● AIM OF THE TASK
Please copy every record below exactly, but leave the pictures out.

● RECORDS FOR THIS EXERCISE
((

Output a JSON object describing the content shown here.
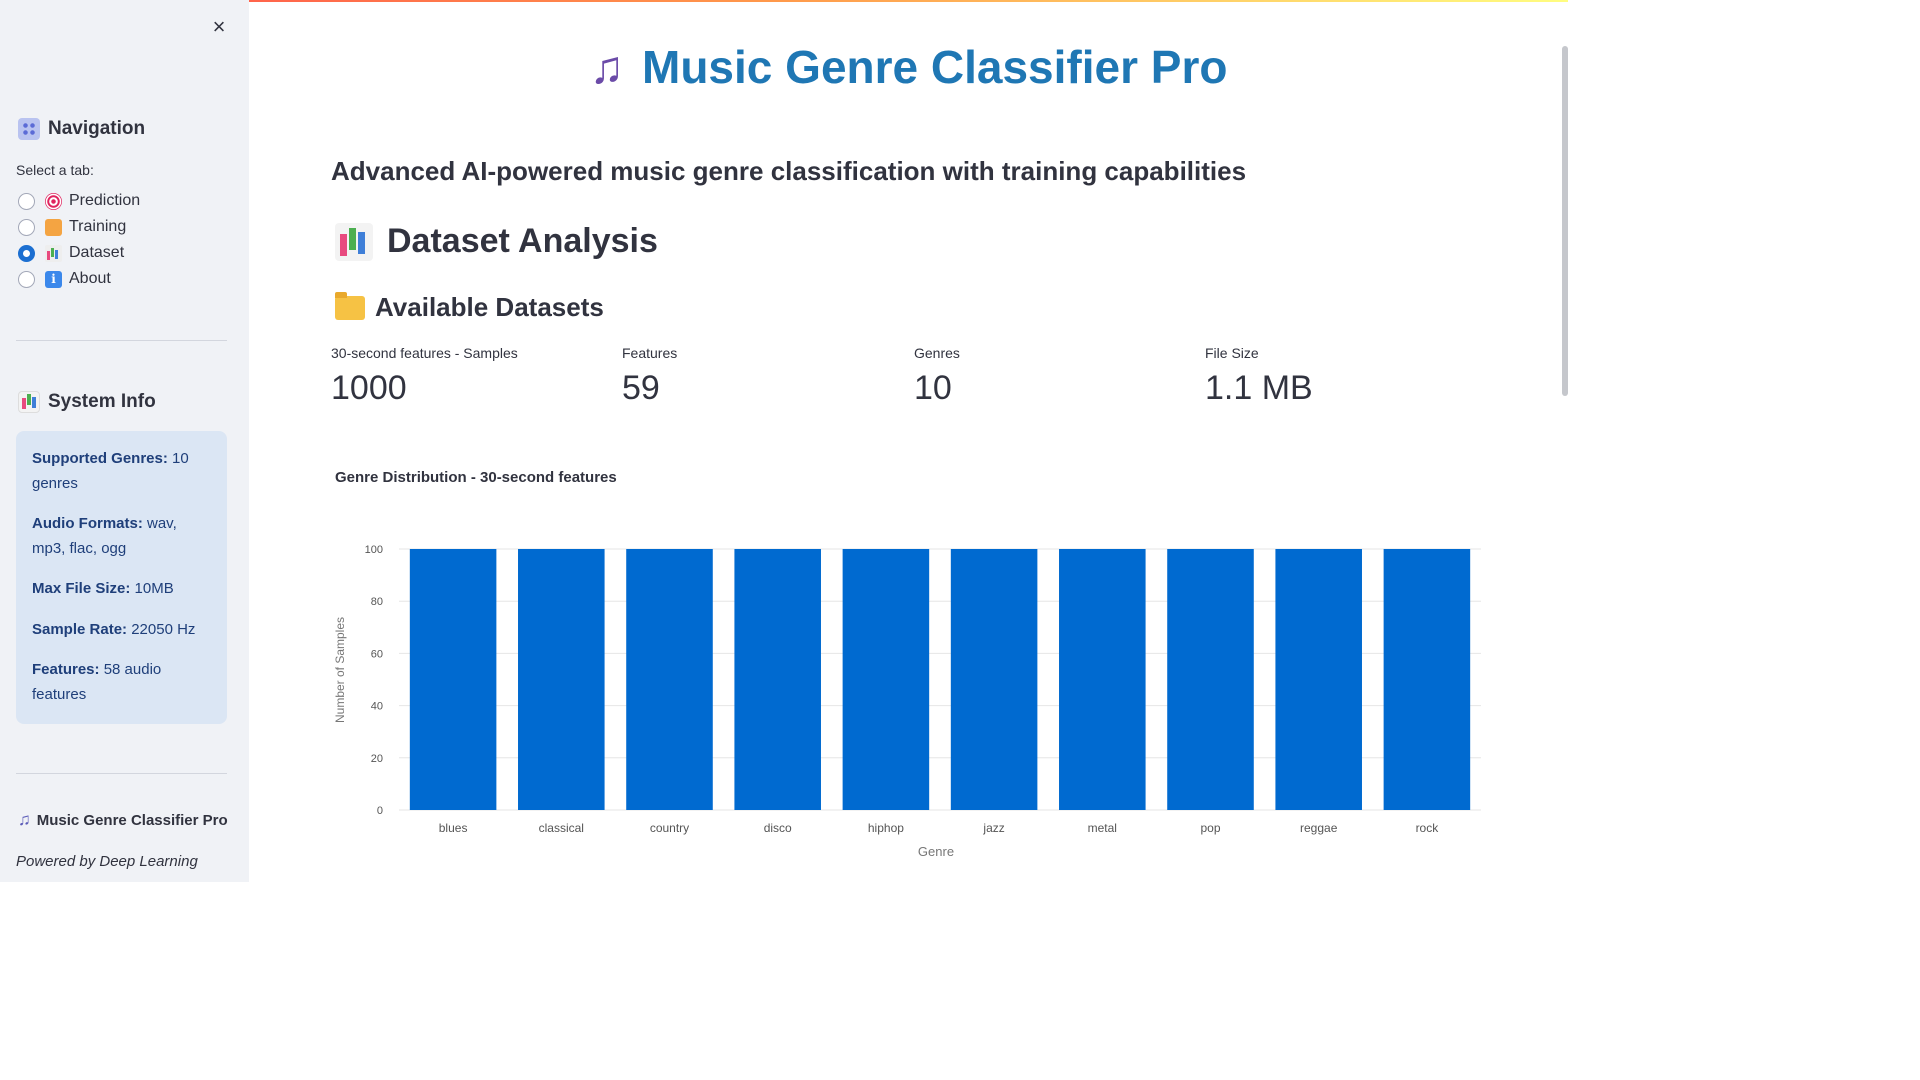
{
  "sidebar": {
    "close_label": "×",
    "nav_heading": "Navigation",
    "select_label": "Select a tab:",
    "tabs": [
      {
        "label": "Prediction",
        "icon": "target-icon",
        "selected": false
      },
      {
        "label": "Training",
        "icon": "weightlifter-icon",
        "selected": false
      },
      {
        "label": "Dataset",
        "icon": "bar-chart-icon",
        "selected": true
      },
      {
        "label": "About",
        "icon": "info-icon",
        "selected": false
      }
    ],
    "system_heading": "System Info",
    "info": [
      {
        "key": "Supported Genres:",
        "value": " 10 genres"
      },
      {
        "key": "Audio Formats:",
        "value": " wav, mp3, flac, ogg"
      },
      {
        "key": "Max File Size:",
        "value": " 10MB"
      },
      {
        "key": "Sample Rate:",
        "value": " 22050 Hz"
      },
      {
        "key": "Features:",
        "value": " 58 audio features"
      }
    ],
    "footer_title": "Music Genre Classifier Pro",
    "footer_sub": "Powered by Deep Learning"
  },
  "main": {
    "title": "Music Genre Classifier Pro",
    "subtitle": "Advanced AI-powered music genre classification with training capabilities",
    "section_heading": "Dataset Analysis",
    "subsection_heading": "Available Datasets",
    "metrics": [
      {
        "label": "30-second features - Samples",
        "value": "1000"
      },
      {
        "label": "Features",
        "value": "59"
      },
      {
        "label": "Genres",
        "value": "10"
      },
      {
        "label": "File Size",
        "value": "1.1 MB"
      }
    ]
  },
  "colors": {
    "accent": "#1f77b4",
    "bar": "#006ad0",
    "info_bg": "#dbe6f4",
    "radio_on": "#1c6fd1"
  },
  "chart_data": {
    "type": "bar",
    "title": "Genre Distribution - 30-second features",
    "xlabel": "Genre",
    "ylabel": "Number of Samples",
    "categories": [
      "blues",
      "classical",
      "country",
      "disco",
      "hiphop",
      "jazz",
      "metal",
      "pop",
      "reggae",
      "rock"
    ],
    "values": [
      100,
      100,
      100,
      100,
      100,
      100,
      100,
      100,
      100,
      100
    ],
    "ylim": [
      0,
      100
    ],
    "yticks": [
      0,
      20,
      40,
      60,
      80,
      100
    ],
    "grid": true
  }
}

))

● TASK ANSWER
Output a JSON object describing the content shown here.
{
  "sidebar": {
    "close_label": "×",
    "nav_heading": "Navigation",
    "select_label": "Select a tab:",
    "tabs": [
      {
        "label": "Prediction",
        "icon": "target-icon",
        "selected": false
      },
      {
        "label": "Training",
        "icon": "weightlifter-icon",
        "selected": false
      },
      {
        "label": "Dataset",
        "icon": "bar-chart-icon",
        "selected": true
      },
      {
        "label": "About",
        "icon": "info-icon",
        "selected": false
      }
    ],
    "system_heading": "System Info",
    "info": [
      {
        "key": "Supported Genres:",
        "value": " 10 genres"
      },
      {
        "key": "Audio Formats:",
        "value": " wav, mp3, flac, ogg"
      },
      {
        "key": "Max File Size:",
        "value": " 10MB"
      },
      {
        "key": "Sample Rate:",
        "value": " 22050 Hz"
      },
      {
        "key": "Features:",
        "value": " 58 audio features"
      }
    ],
    "footer_title": "Music Genre Classifier Pro",
    "footer_sub": "Powered by Deep Learning"
  },
  "main": {
    "title": "Music Genre Classifier Pro",
    "subtitle": "Advanced AI-powered music genre classification with training capabilities",
    "section_heading": "Dataset Analysis",
    "subsection_heading": "Available Datasets",
    "metrics": [
      {
        "label": "30-second features - Samples",
        "value": "1000"
      },
      {
        "label": "Features",
        "value": "59"
      },
      {
        "label": "Genres",
        "value": "10"
      },
      {
        "label": "File Size",
        "value": "1.1 MB"
      }
    ]
  },
  "colors": {
    "accent": "#1f77b4",
    "bar": "#006ad0",
    "info_bg": "#dbe6f4",
    "radio_on": "#1c6fd1"
  },
  "chart_data": {
    "type": "bar",
    "title": "Genre Distribution - 30-second features",
    "xlabel": "Genre",
    "ylabel": "Number of Samples",
    "categories": [
      "blues",
      "classical",
      "country",
      "disco",
      "hiphop",
      "jazz",
      "metal",
      "pop",
      "reggae",
      "rock"
    ],
    "values": [
      100,
      100,
      100,
      100,
      100,
      100,
      100,
      100,
      100,
      100
    ],
    "ylim": [
      0,
      100
    ],
    "yticks": [
      0,
      20,
      40,
      60,
      80,
      100
    ],
    "grid": true
  }
}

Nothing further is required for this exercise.